Whenever there is a slump in house prices, it can leave people with a mortgage greater than the value of their home.
This is not too much of an issue if you can afford to keep up with your mortgage repayments and are able to sit out the slump.
However, if you do need to move house being in negative equity makes things a lot more complicated.
Choices and options available:
Use savings to reduce your mortgage
Before you use your savings to reduce the amount you owe, look at whether this makes financial sense for you:
Stick it out
Wait for house prices to recover?If house prices recover in the future, this would increase the equity you hold in the property.
However, whether house prices will go up enough to solve your problem in 1 or 5 years is difficult to judge, so you will not know how long you have to wait before you are able to sell.
Staying put and waiting it out is often the cheapest option if you find yourself in negative equity. This will only be an option if you do not need to move, of course.
As long as you continue to pay your mortgage each month, you will not need to worry about repossession and will begin to climb out of negative equity as you reduce the size of your mortgage.
To speed things up and enable you to move sooner, you could start making overpayments on your mortgage - although you should only consider this option if you will not be charged penalties for doing so and can afford the extra outlay.
As a rough guide most mortgages will allow you to overpay by up to approximately 10% without any penalty, but check with your lender, as this is not universal.
You could free up extra money to put towards your mortgage by reducing your outgoings and sticking carefully to a budget.
Boost the value of your property
If the amount you are likely to raise through the sale of your property falls just short of what you would need to break even on your mortgage, there are several ways you can increase the value of your home without spending yoo much.
Look at similar properties on the market in your area to see what they offer potential buyers and at what price.
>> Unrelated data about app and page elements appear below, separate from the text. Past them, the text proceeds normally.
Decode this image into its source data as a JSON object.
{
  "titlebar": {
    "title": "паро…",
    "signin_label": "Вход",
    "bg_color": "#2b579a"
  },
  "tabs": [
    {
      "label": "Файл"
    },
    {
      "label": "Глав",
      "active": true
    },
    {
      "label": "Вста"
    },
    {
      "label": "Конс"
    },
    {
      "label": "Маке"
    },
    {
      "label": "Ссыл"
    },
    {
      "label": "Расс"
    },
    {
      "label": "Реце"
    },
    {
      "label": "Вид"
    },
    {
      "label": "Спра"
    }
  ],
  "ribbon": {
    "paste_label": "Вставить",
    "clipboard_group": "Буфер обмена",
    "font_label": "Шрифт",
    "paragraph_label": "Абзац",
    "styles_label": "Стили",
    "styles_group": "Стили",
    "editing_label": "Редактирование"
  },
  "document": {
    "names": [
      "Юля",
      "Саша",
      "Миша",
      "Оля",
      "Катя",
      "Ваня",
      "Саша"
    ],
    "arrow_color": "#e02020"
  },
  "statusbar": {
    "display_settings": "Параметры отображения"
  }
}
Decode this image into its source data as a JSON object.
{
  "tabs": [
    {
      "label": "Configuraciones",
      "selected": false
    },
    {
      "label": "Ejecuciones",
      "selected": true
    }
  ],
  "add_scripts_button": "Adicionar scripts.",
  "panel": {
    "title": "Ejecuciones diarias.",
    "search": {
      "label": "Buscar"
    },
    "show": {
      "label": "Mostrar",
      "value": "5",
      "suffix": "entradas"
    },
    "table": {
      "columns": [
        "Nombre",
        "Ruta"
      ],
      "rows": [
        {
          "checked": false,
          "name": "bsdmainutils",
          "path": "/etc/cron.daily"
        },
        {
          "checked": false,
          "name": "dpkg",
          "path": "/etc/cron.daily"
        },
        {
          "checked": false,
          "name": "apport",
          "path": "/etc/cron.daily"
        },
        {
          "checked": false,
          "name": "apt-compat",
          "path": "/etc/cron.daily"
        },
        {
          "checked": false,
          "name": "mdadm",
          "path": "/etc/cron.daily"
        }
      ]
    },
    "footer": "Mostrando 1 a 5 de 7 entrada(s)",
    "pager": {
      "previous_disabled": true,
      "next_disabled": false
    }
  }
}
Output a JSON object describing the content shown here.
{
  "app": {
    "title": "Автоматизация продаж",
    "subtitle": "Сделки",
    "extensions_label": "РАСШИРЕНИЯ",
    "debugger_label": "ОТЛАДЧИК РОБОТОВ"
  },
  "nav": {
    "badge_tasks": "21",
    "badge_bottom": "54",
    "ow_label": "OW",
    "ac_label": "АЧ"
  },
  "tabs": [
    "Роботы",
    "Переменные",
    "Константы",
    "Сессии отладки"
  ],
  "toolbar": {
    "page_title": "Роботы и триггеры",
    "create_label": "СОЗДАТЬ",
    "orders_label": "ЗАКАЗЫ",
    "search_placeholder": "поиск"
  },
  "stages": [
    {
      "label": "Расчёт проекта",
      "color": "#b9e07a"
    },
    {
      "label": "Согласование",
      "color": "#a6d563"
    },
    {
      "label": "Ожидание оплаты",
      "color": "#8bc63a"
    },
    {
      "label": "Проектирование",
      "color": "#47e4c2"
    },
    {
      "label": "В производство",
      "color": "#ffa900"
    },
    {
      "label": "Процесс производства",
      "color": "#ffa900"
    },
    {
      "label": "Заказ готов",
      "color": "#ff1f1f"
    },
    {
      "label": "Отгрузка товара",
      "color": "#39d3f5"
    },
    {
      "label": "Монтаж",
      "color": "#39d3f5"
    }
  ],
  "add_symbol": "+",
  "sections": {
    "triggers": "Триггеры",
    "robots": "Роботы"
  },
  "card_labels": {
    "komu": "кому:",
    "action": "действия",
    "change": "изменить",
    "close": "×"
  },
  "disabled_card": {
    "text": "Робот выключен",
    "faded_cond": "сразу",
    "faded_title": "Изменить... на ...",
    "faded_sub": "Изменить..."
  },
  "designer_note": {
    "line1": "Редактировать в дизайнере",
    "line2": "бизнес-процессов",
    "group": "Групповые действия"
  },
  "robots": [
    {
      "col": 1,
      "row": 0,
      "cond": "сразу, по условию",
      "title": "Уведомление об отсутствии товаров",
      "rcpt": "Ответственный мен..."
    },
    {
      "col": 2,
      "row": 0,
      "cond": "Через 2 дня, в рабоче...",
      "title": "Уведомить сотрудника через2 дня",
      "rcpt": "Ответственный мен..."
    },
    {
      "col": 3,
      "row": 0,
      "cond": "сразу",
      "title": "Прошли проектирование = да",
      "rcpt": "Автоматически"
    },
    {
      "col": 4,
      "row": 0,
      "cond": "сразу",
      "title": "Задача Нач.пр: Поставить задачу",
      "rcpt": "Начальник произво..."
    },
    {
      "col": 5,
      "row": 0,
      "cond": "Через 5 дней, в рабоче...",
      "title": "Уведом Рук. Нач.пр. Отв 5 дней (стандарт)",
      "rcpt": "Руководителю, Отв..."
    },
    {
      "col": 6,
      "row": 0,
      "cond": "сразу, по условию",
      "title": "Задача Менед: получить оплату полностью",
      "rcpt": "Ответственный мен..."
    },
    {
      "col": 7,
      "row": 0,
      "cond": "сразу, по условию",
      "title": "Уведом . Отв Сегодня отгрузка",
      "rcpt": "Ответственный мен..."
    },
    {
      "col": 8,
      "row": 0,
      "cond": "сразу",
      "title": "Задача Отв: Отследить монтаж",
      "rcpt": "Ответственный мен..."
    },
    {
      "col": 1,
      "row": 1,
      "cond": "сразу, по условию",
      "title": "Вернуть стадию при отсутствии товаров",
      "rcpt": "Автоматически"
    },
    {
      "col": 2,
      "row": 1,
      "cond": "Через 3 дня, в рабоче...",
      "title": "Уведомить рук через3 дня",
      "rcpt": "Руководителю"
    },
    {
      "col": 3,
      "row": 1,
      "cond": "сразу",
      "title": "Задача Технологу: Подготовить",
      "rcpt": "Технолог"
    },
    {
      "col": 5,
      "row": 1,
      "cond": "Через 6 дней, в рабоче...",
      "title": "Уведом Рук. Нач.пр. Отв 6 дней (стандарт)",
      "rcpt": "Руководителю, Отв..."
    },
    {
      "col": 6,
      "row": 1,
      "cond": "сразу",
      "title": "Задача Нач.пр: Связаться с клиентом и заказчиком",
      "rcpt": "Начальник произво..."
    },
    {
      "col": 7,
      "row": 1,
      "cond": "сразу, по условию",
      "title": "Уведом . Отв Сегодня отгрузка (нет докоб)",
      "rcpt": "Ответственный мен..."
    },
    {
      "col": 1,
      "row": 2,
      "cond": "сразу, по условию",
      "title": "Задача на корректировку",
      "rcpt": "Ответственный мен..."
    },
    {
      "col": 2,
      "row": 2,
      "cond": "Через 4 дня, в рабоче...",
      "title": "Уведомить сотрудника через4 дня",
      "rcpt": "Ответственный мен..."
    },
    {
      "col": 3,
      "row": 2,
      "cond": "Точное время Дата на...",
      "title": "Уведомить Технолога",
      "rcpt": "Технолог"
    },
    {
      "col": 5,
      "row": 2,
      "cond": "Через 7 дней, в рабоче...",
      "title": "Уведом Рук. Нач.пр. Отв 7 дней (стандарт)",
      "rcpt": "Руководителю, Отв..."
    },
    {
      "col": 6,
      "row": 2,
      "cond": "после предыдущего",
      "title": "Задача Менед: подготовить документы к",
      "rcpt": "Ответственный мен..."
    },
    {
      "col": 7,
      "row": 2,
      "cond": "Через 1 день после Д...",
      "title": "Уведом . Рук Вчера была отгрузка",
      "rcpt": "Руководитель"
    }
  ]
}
You could even arrange a few viewings to see how they compare to your home on the inside and out.
You may find that there are some enhancements that you can incorporate into your own home to add value at an acceptable cost.
Rent out your house
If you cannot sell but need to move, renting out your home may be an option worth considering.You would continue to own the property and repay your mortgage using rental income while you rent somewhere else until your home comes out of negative equity and you are able to sell.
Whether the rental income will be sufficient to cover your mortgage payments depends on the local market.
You would also need to factor in any work you would need to do to prepare it for rent and how you would manage the property and your new tenants. Taking on the responsibility yourself will take time, but using an agent will cost more
Speak to your lender
Speaking to your mortgage provider will give you a clear idea how much you owe and if you can move your mortgage to another property.
Your options will largely be restricted by how flexible your mortgage provider is when it comes to:
These let you you transfer the outstanding debt to the mortgage on the new property. This means you would be increasing the size of your existing mortgage in order to make up the shortfall.
Although this would allow you to move you will either have to start paying more each month or extend your mortgage term, meaning you will pay more in the long run.
Borrow the Difference
Depending on the difference in value between your home and outstanding mortgage, you could look into borrowing the money you need to clear the shortfall on your mortgage and buy yourself out.
Unless you have family or friends who could help you out, you could consider taking out an unsecured loan.
Sell Up Anyway
If you are struggling to meet your mortgage repayments but are stuck in negative equity, selling your home may be your final option.
Your mortgage lender may be willing to accept the amount you would be able to raise through the sale of your property as settlement on your mortgage, as long as it is more than they would get if they repossessed your home.
Selling your home knowing that you will not get enough cash to clear your mortgage will break the terms of your mortgage, will be costly and is only an option if you are in severe financial difficulty.
If you would like to discuss your situation, we are more than happy to spend time to offer the best possible solution. Its free to chat.
June has been involved in the financial sector for most of her working life before studying for her BA Hons in accounting. . June has also run her own computer business for the last 15 years . She enjoys all aspects of property and has been involved in advising and sourcing property for private and investor clients.